Being arrested for domestic violence not only results in spending the night or the weekend locked up in jail, but it could also result in being subject to a protective order, which is also known as a restraining order. Such an order directs an alleged abuser from contacting or visiting the alleged victim and his/her family members or any place these parties commonly frequent, as well as award child custody and even require counseling.
There are two main types of protective orders in Ohio: temporary protection (ex parte) orders and civil protection orders (CPOs).
Temporary Ex Parte Protection Orders
This type of protection order can be granted the same day an alleged victim files his/her petition to obtain immediate protection.
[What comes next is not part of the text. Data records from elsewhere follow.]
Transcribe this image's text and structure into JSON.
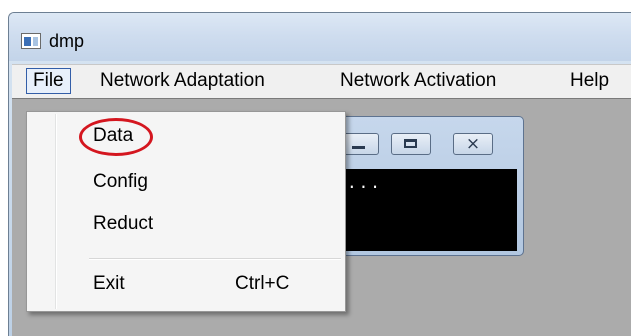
{
  "window": {
    "title": "dmp"
  },
  "menubar": {
    "items": [
      {
        "label": "File"
      },
      {
        "label": "Network Adaptation"
      },
      {
        "label": "Network Activation"
      },
      {
        "label": "Help"
      }
    ]
  },
  "file_menu": {
    "items": [
      {
        "label": "Data",
        "highlighted": true
      },
      {
        "label": "Config"
      },
      {
        "label": "Reduct"
      },
      {
        "label": "Exit",
        "shortcut": "Ctrl+C"
      }
    ]
  },
  "child_window": {
    "buttons": [
      "minimize-icon",
      "maximize-icon",
      "close-icon"
    ],
    "console_text": "..."
  },
  "colors": {
    "highlight_ring": "#d4161f",
    "menu_active_border": "#335ea8",
    "client_background": "#ababab",
    "console_background": "#000000"
  }
}
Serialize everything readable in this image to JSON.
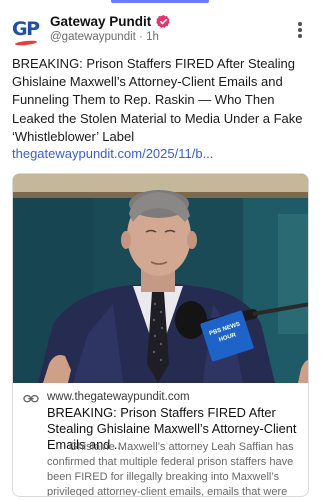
{
  "post": {
    "author": {
      "name": "Gateway Pundit",
      "handle": "@gatewaypundit",
      "time": "1h",
      "avatar_text": "GP",
      "verified": true
    },
    "headline": "BREAKING: Prison Staffers FIRED After Stealing Ghislaine Maxwell’s Attorney-Client Emails and Funneling Them to Rep. Raskin — Who Then Leaked the Stolen Material to Media Under a Fake ‘Whistleblower’ Label",
    "link_text": "thegatewaypundit.com/2025/11/b...",
    "card": {
      "domain": "www.thegatewaypundit.com",
      "title": "BREAKING: Prison Staffers FIRED After Stealing Ghislaine Maxwell’s Attorney-Client Emails and ...",
      "description": "Ghislaine Maxwell’s attorney Leah Saffian has confirmed that multiple federal prison staffers have been FIRED for illegally breaking into Maxwell’s privileged attorney-client emails, emails that were the...",
      "mic_text": "PBS NEWS HOUR"
    }
  },
  "colors": {
    "accent_link": "#3a5fcc",
    "verified_badge": "#e8336d",
    "brand_blue": "#1f4fa6",
    "brand_red": "#e4403b"
  },
  "icons": {
    "more": "more-vertical-icon",
    "verified": "verified-badge-icon",
    "link": "link-icon"
  }
}
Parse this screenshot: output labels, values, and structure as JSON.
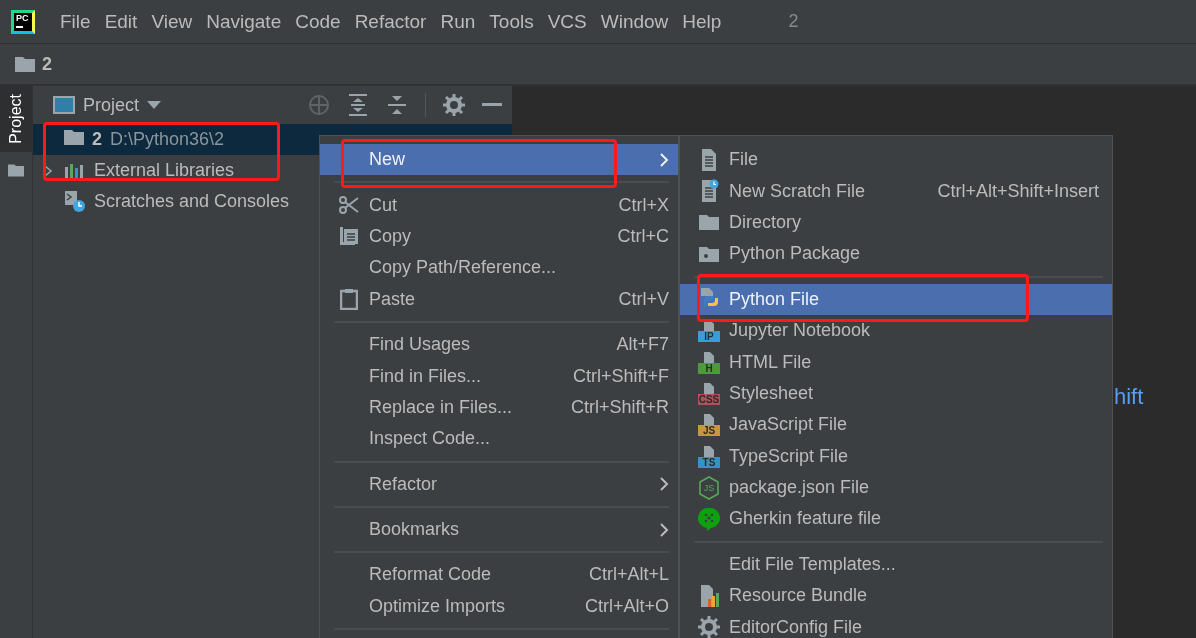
{
  "logo": {
    "text": "PC"
  },
  "menu_bar": [
    {
      "label": "File"
    },
    {
      "label": "Edit"
    },
    {
      "label": "View"
    },
    {
      "label": "Navigate"
    },
    {
      "label": "Code"
    },
    {
      "label": "Refactor"
    },
    {
      "label": "Run"
    },
    {
      "label": "Tools"
    },
    {
      "label": "VCS"
    },
    {
      "label": "Window"
    },
    {
      "label": "Help"
    }
  ],
  "window_title": "2",
  "breadcrumb": "2",
  "tool_strip": [
    {
      "label": "Project",
      "selected": true
    }
  ],
  "project_panel": {
    "title": "Project",
    "tree": [
      {
        "name": "2",
        "path": "D:\\Python36\\2",
        "kind": "folder",
        "selected": true,
        "annotated": true
      },
      {
        "name": "External Libraries",
        "kind": "libraries",
        "expanded": false,
        "selected": false,
        "annotated": false
      },
      {
        "name": "Scratches and Consoles",
        "kind": "scratches",
        "selected": false,
        "annotated": false
      }
    ]
  },
  "editor": {
    "hint": "hift"
  },
  "context_menu": [
    {
      "kind": "plain",
      "label": "New",
      "selected": true,
      "submenu": true,
      "annotated": true
    },
    {
      "kind": "separator"
    },
    {
      "kind": "cut",
      "label": "Cut",
      "shortcut": "Ctrl+X",
      "selected": false
    },
    {
      "kind": "copy",
      "label": "Copy",
      "shortcut": "Ctrl+C",
      "selected": false
    },
    {
      "kind": "plain",
      "label": "Copy Path/Reference...",
      "selected": false
    },
    {
      "kind": "paste",
      "label": "Paste",
      "shortcut": "Ctrl+V",
      "selected": false
    },
    {
      "kind": "separator"
    },
    {
      "kind": "plain",
      "label": "Find Usages",
      "shortcut": "Alt+F7",
      "selected": false
    },
    {
      "kind": "plain",
      "label": "Find in Files...",
      "shortcut": "Ctrl+Shift+F",
      "selected": false
    },
    {
      "kind": "plain",
      "label": "Replace in Files...",
      "shortcut": "Ctrl+Shift+R",
      "selected": false
    },
    {
      "kind": "plain",
      "label": "Inspect Code...",
      "selected": false
    },
    {
      "kind": "separator"
    },
    {
      "kind": "plain",
      "label": "Refactor",
      "submenu": true,
      "selected": false
    },
    {
      "kind": "separator"
    },
    {
      "kind": "plain",
      "label": "Bookmarks",
      "submenu": true,
      "selected": false
    },
    {
      "kind": "separator"
    },
    {
      "kind": "plain",
      "label": "Reformat Code",
      "shortcut": "Ctrl+Alt+L",
      "selected": false
    },
    {
      "kind": "plain",
      "label": "Optimize Imports",
      "shortcut": "Ctrl+Alt+O",
      "selected": false
    },
    {
      "kind": "separator"
    }
  ],
  "new_submenu": [
    {
      "kind": "file",
      "label": "File",
      "selected": false
    },
    {
      "kind": "scratch",
      "label": "New Scratch File",
      "shortcut": "Ctrl+Alt+Shift+Insert",
      "selected": false
    },
    {
      "kind": "folder",
      "label": "Directory",
      "selected": false
    },
    {
      "kind": "package",
      "label": "Python Package",
      "selected": false
    },
    {
      "kind": "separator"
    },
    {
      "kind": "python",
      "label": "Python File",
      "selected": true,
      "annotated": true
    },
    {
      "kind": "badge",
      "badge": "IP",
      "color": "#389fd6",
      "label": "Jupyter Notebook",
      "selected": false
    },
    {
      "kind": "badge",
      "badge": "H",
      "color": "#4e9a3a",
      "label": "HTML File",
      "selected": false
    },
    {
      "kind": "badge",
      "badge": "CSS",
      "color": "#b0505c",
      "label": "Stylesheet",
      "selected": false
    },
    {
      "kind": "badge",
      "badge": "JS",
      "color": "#c8963e",
      "label": "JavaScript File",
      "selected": false
    },
    {
      "kind": "badge",
      "badge": "TS",
      "color": "#3592c4",
      "label": "TypeScript File",
      "selected": false
    },
    {
      "kind": "node",
      "badge": "JS",
      "label": "package.json File",
      "selected": false
    },
    {
      "kind": "gherkin",
      "label": "Gherkin feature file",
      "selected": false
    },
    {
      "kind": "separator"
    },
    {
      "kind": "plain",
      "label": "Edit File Templates...",
      "selected": false
    },
    {
      "kind": "bundle",
      "label": "Resource Bundle",
      "selected": false
    },
    {
      "kind": "config",
      "label": "EditorConfig File",
      "selected": false
    }
  ]
}
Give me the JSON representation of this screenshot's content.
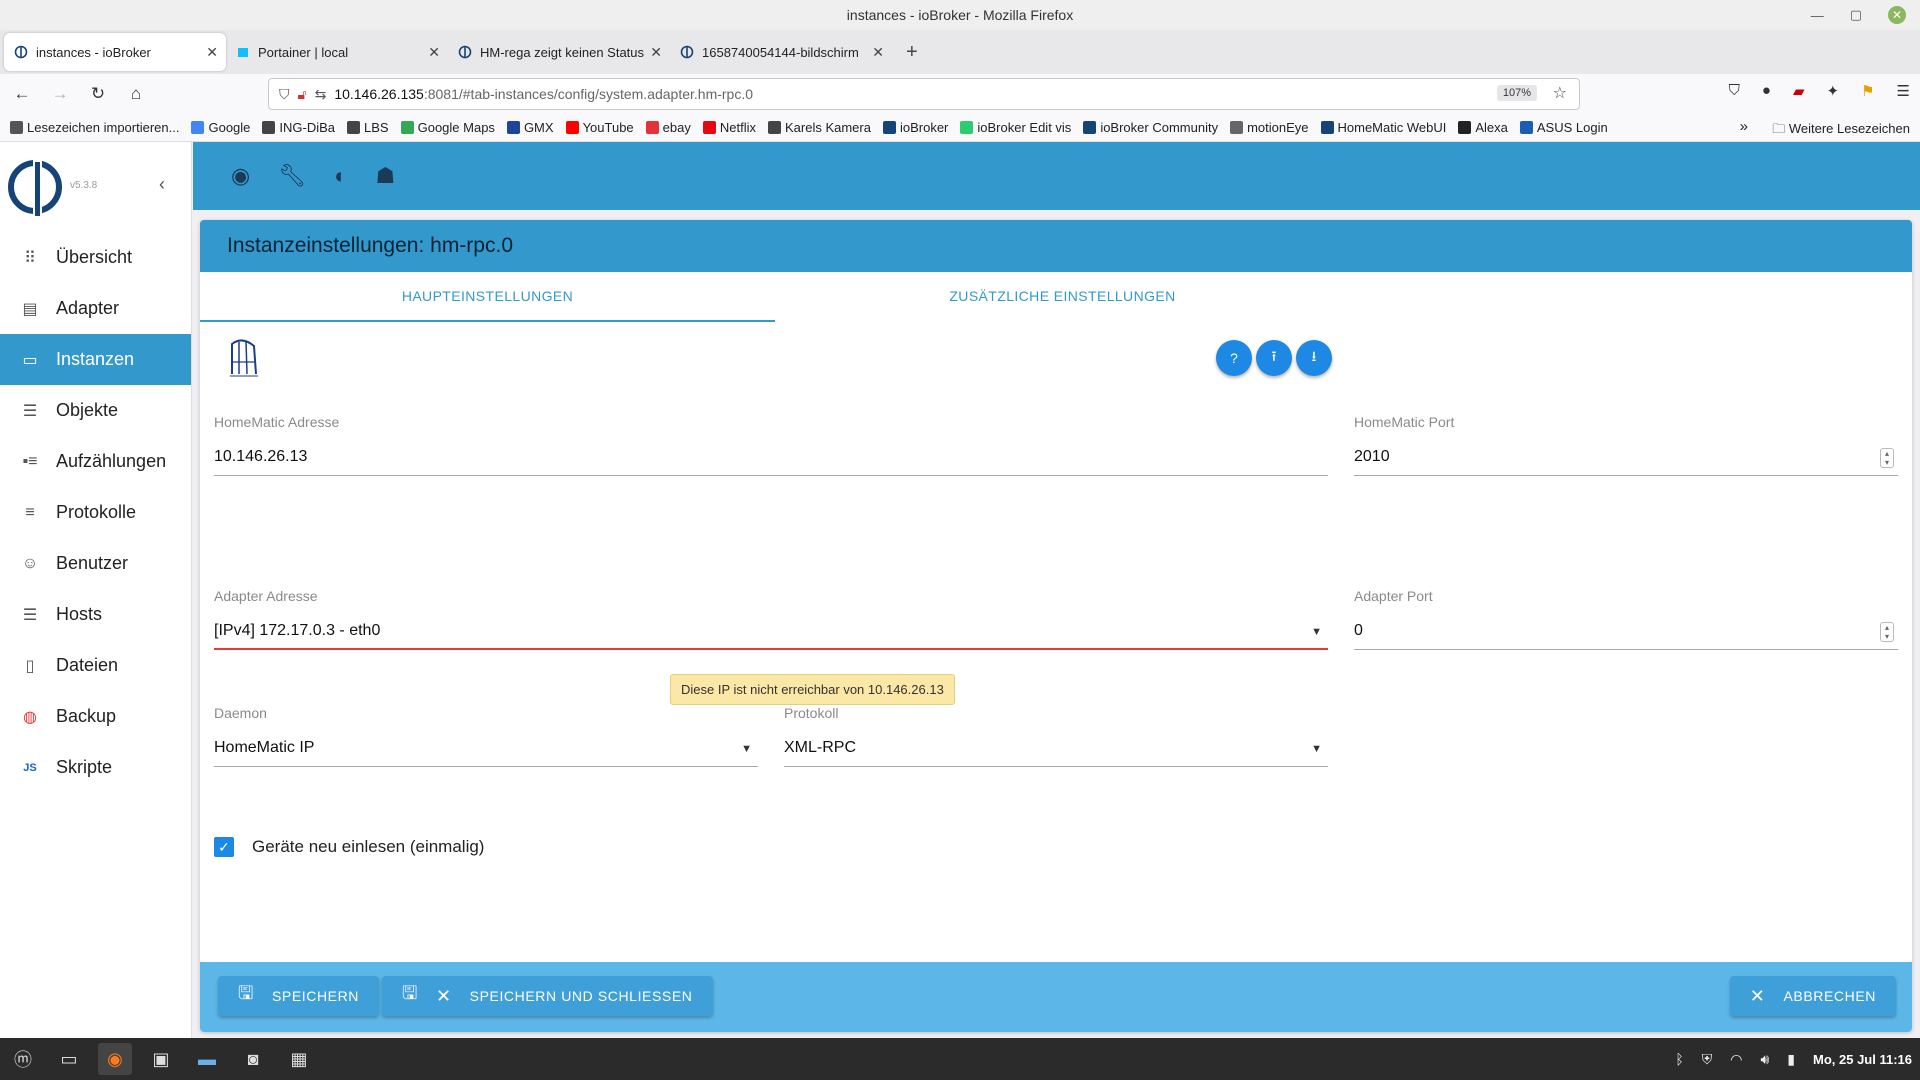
{
  "window": {
    "title": "instances - ioBroker - Mozilla Firefox"
  },
  "tabs": [
    {
      "label": "instances - ioBroker",
      "icon": "iobroker-icon"
    },
    {
      "label": "Portainer | local",
      "icon": "portainer-icon"
    },
    {
      "label": "HM-rega zeigt keinen Status",
      "icon": "iobroker-icon"
    },
    {
      "label": "1658740054144-bildschirm",
      "icon": "iobroker-icon"
    }
  ],
  "url": {
    "host": "10.146.26.135",
    "rest": ":8081/#tab-instances/config/system.adapter.hm-rpc.0",
    "zoom": "107%"
  },
  "bookmarks": [
    {
      "label": "Lesezeichen importieren...",
      "color": "#555555"
    },
    {
      "label": "Google",
      "color": "#4285f4"
    },
    {
      "label": "ING-DiBa",
      "color": "#444444"
    },
    {
      "label": "LBS",
      "color": "#444444"
    },
    {
      "label": "Google Maps",
      "color": "#34a853"
    },
    {
      "label": "GMX",
      "color": "#1c449b"
    },
    {
      "label": "YouTube",
      "color": "#ff0000"
    },
    {
      "label": "ebay",
      "color": "#e53238"
    },
    {
      "label": "Netflix",
      "color": "#e50914"
    },
    {
      "label": "Karels Kamera",
      "color": "#444444"
    },
    {
      "label": "ioBroker",
      "color": "#164477"
    },
    {
      "label": "ioBroker Edit vis",
      "color": "#2ecc71"
    },
    {
      "label": "ioBroker Community",
      "color": "#164477"
    },
    {
      "label": "motionEye",
      "color": "#666666"
    },
    {
      "label": "HomeMatic WebUI",
      "color": "#164477"
    },
    {
      "label": "Alexa",
      "color": "#222222"
    },
    {
      "label": "ASUS Login",
      "color": "#1a5fb4"
    }
  ],
  "bookmarks_more": "Weitere Lesezeichen",
  "sidebar": {
    "version": "v5.3.8",
    "items": [
      {
        "label": "Übersicht",
        "icon": "grid-icon"
      },
      {
        "label": "Adapter",
        "icon": "store-icon"
      },
      {
        "label": "Instanzen",
        "icon": "instances-icon",
        "active": true
      },
      {
        "label": "Objekte",
        "icon": "list-icon"
      },
      {
        "label": "Aufzählungen",
        "icon": "enum-icon"
      },
      {
        "label": "Protokolle",
        "icon": "log-icon"
      },
      {
        "label": "Benutzer",
        "icon": "user-icon"
      },
      {
        "label": "Hosts",
        "icon": "hosts-icon"
      },
      {
        "label": "Dateien",
        "icon": "files-icon"
      },
      {
        "label": "Backup",
        "icon": "backup-icon"
      },
      {
        "label": "Skripte",
        "icon": "js-icon"
      }
    ]
  },
  "page": {
    "title": "Instanzeinstellungen: hm-rpc.0",
    "tab_main": "HAUPTEINSTELLUNGEN",
    "tab_extra": "ZUSÄTZLICHE EINSTELLUNGEN",
    "homematic_address_label": "HomeMatic Adresse",
    "homematic_address": "10.146.26.13",
    "homematic_port_label": "HomeMatic Port",
    "homematic_port": "2010",
    "adapter_address_label": "Adapter Adresse",
    "adapter_address": "[IPv4] 172.17.0.3 - eth0",
    "adapter_port_label": "Adapter Port",
    "adapter_port": "0",
    "tooltip": "Diese IP ist nicht erreichbar von 10.146.26.13",
    "daemon_label": "Daemon",
    "daemon": "HomeMatic IP",
    "protocol_label": "Protokoll",
    "protocol": "XML-RPC",
    "reinit_label": "Geräte neu einlesen (einmalig)",
    "reinit_checked": true
  },
  "footer": {
    "save": "SPEICHERN",
    "save_close": "SPEICHERN UND SCHLIESSEN",
    "cancel": "ABBRECHEN"
  },
  "taskbar": {
    "clock": "Mo, 25 Jul 11:16"
  },
  "colors": {
    "accent": "#3399cc",
    "button": "#1e88e5",
    "error": "#e53935",
    "tooltip": "#fce8a6"
  }
}
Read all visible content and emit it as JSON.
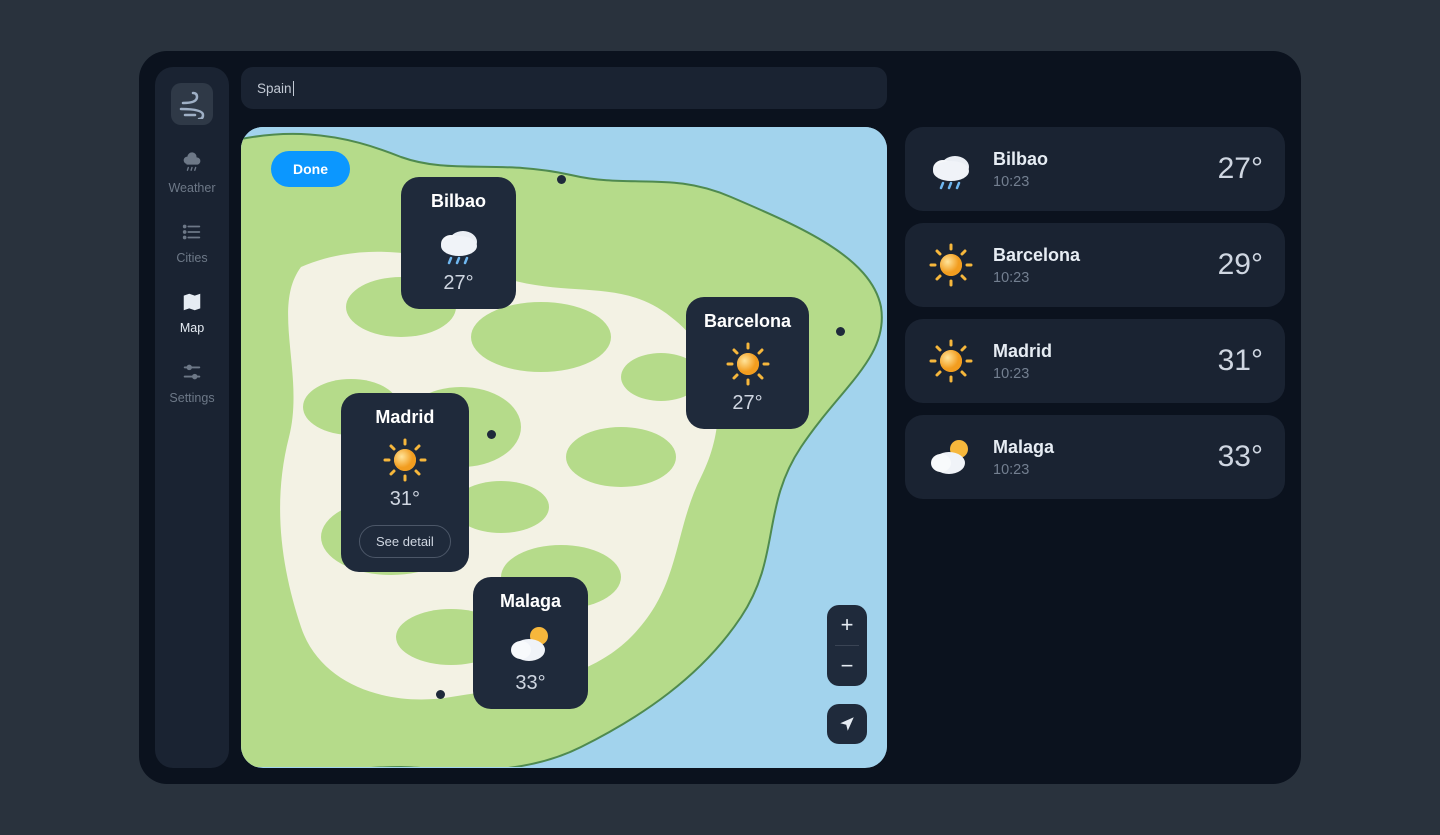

As long there is “good cause” that a person is in “immediate danger” of domestic violence, a judge can grant a temporary ex parte order.
Common examples of being in immediate danger include being threatened with physical or sexual harm and if the alleged abuser has a prior domestic violence conviction on his criminal record. The temporary order is valid until the civil protection hearing is held, which is often within seven (7) to ten (10) days.
Civil Protection Order (CPOs)
This type of order is issued after the conclusion of a hearing, where both parties have a chance to present their case and evidence. A CPO is valid for up to five years.
However, if an alleged abuser is under 18 years of age, then the CPO will last until his/her 19th birthday. In addition, if the CPO contains a provision regarding temporary custody/visitation and/or a child support order, then those conditions end early if both parents file for either divorce or legal separation.
If you or a loved one has been accused of domestic violence and wish to defend yourself in the civil protection order hearing, contact Hartwing Law, LLC today at (330) 899-4446 for a free consultation. Get more than 25 years of trial-tested experience on your side.